Records supplied -
========================

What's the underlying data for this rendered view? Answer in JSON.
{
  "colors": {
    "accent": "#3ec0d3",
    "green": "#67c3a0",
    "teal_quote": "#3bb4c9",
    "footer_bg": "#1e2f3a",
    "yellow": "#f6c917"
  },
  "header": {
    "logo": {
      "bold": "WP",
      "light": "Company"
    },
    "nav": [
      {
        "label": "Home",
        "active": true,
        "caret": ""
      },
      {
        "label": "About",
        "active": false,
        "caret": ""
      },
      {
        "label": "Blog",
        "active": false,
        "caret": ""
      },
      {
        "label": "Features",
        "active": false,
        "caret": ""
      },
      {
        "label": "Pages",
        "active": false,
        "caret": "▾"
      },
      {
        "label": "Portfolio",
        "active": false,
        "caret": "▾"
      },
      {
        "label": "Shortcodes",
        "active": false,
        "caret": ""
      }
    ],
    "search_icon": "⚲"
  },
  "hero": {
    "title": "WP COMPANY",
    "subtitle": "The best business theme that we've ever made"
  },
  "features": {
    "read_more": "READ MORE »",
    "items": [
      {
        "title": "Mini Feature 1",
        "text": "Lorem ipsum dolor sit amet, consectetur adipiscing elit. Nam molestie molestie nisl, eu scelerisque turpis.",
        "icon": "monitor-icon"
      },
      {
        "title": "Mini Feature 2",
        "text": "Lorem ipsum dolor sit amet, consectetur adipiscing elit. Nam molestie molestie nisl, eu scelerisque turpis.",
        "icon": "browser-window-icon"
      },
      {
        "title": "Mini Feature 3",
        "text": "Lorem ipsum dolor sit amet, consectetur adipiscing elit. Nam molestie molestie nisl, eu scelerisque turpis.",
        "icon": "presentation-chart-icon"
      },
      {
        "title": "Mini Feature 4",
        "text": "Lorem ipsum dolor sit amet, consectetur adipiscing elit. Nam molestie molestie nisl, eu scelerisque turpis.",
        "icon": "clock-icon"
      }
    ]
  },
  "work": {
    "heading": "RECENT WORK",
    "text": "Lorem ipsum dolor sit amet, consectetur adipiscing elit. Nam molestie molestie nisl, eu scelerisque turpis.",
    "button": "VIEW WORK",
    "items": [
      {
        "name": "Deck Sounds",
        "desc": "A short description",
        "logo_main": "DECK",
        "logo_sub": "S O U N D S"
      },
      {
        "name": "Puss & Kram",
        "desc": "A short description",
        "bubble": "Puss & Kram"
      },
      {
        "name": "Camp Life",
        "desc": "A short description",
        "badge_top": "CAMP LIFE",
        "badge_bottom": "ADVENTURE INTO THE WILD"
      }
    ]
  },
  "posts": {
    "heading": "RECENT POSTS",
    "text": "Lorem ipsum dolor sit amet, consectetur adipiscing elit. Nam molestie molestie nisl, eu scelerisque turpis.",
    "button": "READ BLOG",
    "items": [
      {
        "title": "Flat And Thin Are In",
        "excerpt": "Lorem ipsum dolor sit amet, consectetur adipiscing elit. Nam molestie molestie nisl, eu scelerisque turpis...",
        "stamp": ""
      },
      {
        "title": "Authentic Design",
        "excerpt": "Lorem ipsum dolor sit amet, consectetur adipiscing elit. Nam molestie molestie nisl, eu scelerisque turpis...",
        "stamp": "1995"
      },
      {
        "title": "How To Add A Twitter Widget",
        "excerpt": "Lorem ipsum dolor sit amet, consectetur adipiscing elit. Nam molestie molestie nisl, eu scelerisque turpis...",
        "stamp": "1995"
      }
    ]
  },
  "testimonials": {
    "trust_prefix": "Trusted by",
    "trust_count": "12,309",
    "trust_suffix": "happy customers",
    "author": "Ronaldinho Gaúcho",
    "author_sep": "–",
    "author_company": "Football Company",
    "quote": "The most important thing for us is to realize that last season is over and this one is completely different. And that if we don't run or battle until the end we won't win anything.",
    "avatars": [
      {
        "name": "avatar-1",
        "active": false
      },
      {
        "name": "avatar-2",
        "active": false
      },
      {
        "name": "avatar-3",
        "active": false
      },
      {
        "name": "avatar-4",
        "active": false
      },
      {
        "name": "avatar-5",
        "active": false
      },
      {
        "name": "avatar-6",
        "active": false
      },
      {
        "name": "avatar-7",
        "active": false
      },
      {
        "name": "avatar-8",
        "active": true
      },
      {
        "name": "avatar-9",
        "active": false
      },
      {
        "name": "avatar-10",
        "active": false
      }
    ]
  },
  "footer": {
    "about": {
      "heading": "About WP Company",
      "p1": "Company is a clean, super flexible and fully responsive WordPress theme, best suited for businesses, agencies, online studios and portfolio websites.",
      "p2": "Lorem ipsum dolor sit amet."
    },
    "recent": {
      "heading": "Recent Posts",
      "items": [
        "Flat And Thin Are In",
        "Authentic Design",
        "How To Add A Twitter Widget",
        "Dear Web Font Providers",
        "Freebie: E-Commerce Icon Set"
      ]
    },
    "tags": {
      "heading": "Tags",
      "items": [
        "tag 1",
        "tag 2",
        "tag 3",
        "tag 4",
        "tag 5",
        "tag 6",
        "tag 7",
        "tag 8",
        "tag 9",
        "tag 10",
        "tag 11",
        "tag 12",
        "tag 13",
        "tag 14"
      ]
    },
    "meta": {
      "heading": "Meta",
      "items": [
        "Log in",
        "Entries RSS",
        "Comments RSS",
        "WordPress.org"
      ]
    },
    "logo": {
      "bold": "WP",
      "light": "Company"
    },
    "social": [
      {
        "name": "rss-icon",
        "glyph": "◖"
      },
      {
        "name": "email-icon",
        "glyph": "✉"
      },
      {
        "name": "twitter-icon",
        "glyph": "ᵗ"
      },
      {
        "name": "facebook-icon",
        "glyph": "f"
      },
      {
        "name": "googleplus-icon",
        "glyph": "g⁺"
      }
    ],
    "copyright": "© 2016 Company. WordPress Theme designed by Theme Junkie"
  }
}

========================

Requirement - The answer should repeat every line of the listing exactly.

Solution to this problem -
What's the underlying data for this rendered view? Answer in JSON.
{
  "colors": {
    "accent": "#3ec0d3",
    "green": "#67c3a0",
    "teal_quote": "#3bb4c9",
    "footer_bg": "#1e2f3a",
    "yellow": "#f6c917"
  },
  "header": {
    "logo": {
      "bold": "WP",
      "light": "Company"
    },
    "nav": [
      {
        "label": "Home",
        "active": true,
        "caret": ""
      },
      {
        "label": "About",
        "active": false,
        "caret": ""
      },
      {
        "label": "Blog",
        "active": false,
        "caret": ""
      },
      {
        "label": "Features",
        "active": false,
        "caret": ""
      },
      {
        "label": "Pages",
        "active": false,
        "caret": "▾"
      },
      {
        "label": "Portfolio",
        "active": false,
        "caret": "▾"
      },
      {
        "label": "Shortcodes",
        "active": false,
        "caret": ""
      }
    ],
    "search_icon": "⚲"
  },
  "hero": {
    "title": "WP COMPANY",
    "subtitle": "The best business theme that we've ever made"
  },
  "features": {
    "read_more": "READ MORE »",
    "items": [
      {
        "title": "Mini Feature 1",
        "text": "Lorem ipsum dolor sit amet, consectetur adipiscing elit. Nam molestie molestie nisl, eu scelerisque turpis.",
        "icon": "monitor-icon"
      },
      {
        "title": "Mini Feature 2",
        "text": "Lorem ipsum dolor sit amet, consectetur adipiscing elit. Nam molestie molestie nisl, eu scelerisque turpis.",
        "icon": "browser-window-icon"
      },
      {
        "title": "Mini Feature 3",
        "text": "Lorem ipsum dolor sit amet, consectetur adipiscing elit. Nam molestie molestie nisl, eu scelerisque turpis.",
        "icon": "presentation-chart-icon"
      },
      {
        "title": "Mini Feature 4",
        "text": "Lorem ipsum dolor sit amet, consectetur adipiscing elit. Nam molestie molestie nisl, eu scelerisque turpis.",
        "icon": "clock-icon"
      }
    ]
  },
  "work": {
    "heading": "RECENT WORK",
    "text": "Lorem ipsum dolor sit amet, consectetur adipiscing elit. Nam molestie molestie nisl, eu scelerisque turpis.",
    "button": "VIEW WORK",
    "items": [
      {
        "name": "Deck Sounds",
        "desc": "A short description",
        "logo_main": "DECK",
        "logo_sub": "S O U N D S"
      },
      {
        "name": "Puss & Kram",
        "desc": "A short description",
        "bubble": "Puss & Kram"
      },
      {
        "name": "Camp Life",
        "desc": "A short description",
        "badge_top": "CAMP LIFE",
        "badge_bottom": "ADVENTURE INTO THE WILD"
      }
    ]
  },
  "posts": {
    "heading": "RECENT POSTS",
    "text": "Lorem ipsum dolor sit amet, consectetur adipiscing elit. Nam molestie molestie nisl, eu scelerisque turpis.",
    "button": "READ BLOG",
    "items": [
      {
        "title": "Flat And Thin Are In",
        "excerpt": "Lorem ipsum dolor sit amet, consectetur adipiscing elit. Nam molestie molestie nisl, eu scelerisque turpis...",
        "stamp": ""
      },
      {
        "title": "Authentic Design",
        "excerpt": "Lorem ipsum dolor sit amet, consectetur adipiscing elit. Nam molestie molestie nisl, eu scelerisque turpis...",
        "stamp": "1995"
      },
      {
        "title": "How To Add A Twitter Widget",
        "excerpt": "Lorem ipsum dolor sit amet, consectetur adipiscing elit. Nam molestie molestie nisl, eu scelerisque turpis...",
        "stamp": "1995"
      }
    ]
  },
  "testimonials": {
    "trust_prefix": "Trusted by",
    "trust_count": "12,309",
    "trust_suffix": "happy customers",
    "author": "Ronaldinho Gaúcho",
    "author_sep": "–",
    "author_company": "Football Company",
    "quote": "The most important thing for us is to realize that last season is over and this one is completely different. And that if we don't run or battle until the end we won't win anything.",
    "avatars": [
      {
        "name": "avatar-1",
        "active": false
      },
      {
        "name": "avatar-2",
        "active": false
      },
      {
        "name": "avatar-3",
        "active": false
      },
      {
        "name": "avatar-4",
        "active": false
      },
      {
        "name": "avatar-5",
        "active": false
      },
      {
        "name": "avatar-6",
        "active": false
      },
      {
        "name": "avatar-7",
        "active": false
      },
      {
        "name": "avatar-8",
        "active": true
      },
      {
        "name": "avatar-9",
        "active": false
      },
      {
        "name": "avatar-10",
        "active": false
      }
    ]
  },
  "footer": {
    "about": {
      "heading": "About WP Company",
      "p1": "Company is a clean, super flexible and fully responsive WordPress theme, best suited for businesses, agencies, online studios and portfolio websites.",
      "p2": "Lorem ipsum dolor sit amet."
    },
    "recent": {
      "heading": "Recent Posts",
      "items": [
        "Flat And Thin Are In",
        "Authentic Design",
        "How To Add A Twitter Widget",
        "Dear Web Font Providers",
        "Freebie: E-Commerce Icon Set"
      ]
    },
    "tags": {
      "heading": "Tags",
      "items": [
        "tag 1",
        "tag 2",
        "tag 3",
        "tag 4",
        "tag 5",
        "tag 6",
        "tag 7",
        "tag 8",
        "tag 9",
        "tag 10",
        "tag 11",
        "tag 12",
        "tag 13",
        "tag 14"
      ]
    },
    "meta": {
      "heading": "Meta",
      "items": [
        "Log in",
        "Entries RSS",
        "Comments RSS",
        "WordPress.org"
      ]
    },
    "logo": {
      "bold": "WP",
      "light": "Company"
    },
    "social": [
      {
        "name": "rss-icon",
        "glyph": "◖"
      },
      {
        "name": "email-icon",
        "glyph": "✉"
      },
      {
        "name": "twitter-icon",
        "glyph": "ᵗ"
      },
      {
        "name": "facebook-icon",
        "glyph": "f"
      },
      {
        "name": "googleplus-icon",
        "glyph": "g⁺"
      }
    ],
    "copyright": "© 2016 Company. WordPress Theme designed by Theme Junkie"
  }
}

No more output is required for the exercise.